TRY IT ▸ Locate the string "likes" in the listing below. Copy every line where it is found.
________________
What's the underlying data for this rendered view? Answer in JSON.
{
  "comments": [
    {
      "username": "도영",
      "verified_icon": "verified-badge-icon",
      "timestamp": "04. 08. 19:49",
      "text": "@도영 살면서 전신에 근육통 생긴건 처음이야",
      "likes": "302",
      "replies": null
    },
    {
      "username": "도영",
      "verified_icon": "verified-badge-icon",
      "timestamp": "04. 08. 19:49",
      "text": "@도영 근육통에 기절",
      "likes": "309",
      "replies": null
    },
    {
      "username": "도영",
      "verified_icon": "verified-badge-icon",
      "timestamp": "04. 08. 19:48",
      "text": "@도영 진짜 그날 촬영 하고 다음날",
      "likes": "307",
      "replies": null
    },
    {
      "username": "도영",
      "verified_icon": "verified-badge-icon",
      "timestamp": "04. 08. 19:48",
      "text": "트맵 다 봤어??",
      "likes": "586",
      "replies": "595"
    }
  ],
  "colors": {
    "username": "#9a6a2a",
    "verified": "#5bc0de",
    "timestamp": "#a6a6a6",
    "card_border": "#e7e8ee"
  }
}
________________
TASK OUTPUT ▸
      "likes": "302",
      "likes": "309",
      "likes": "307",
      "likes": "586",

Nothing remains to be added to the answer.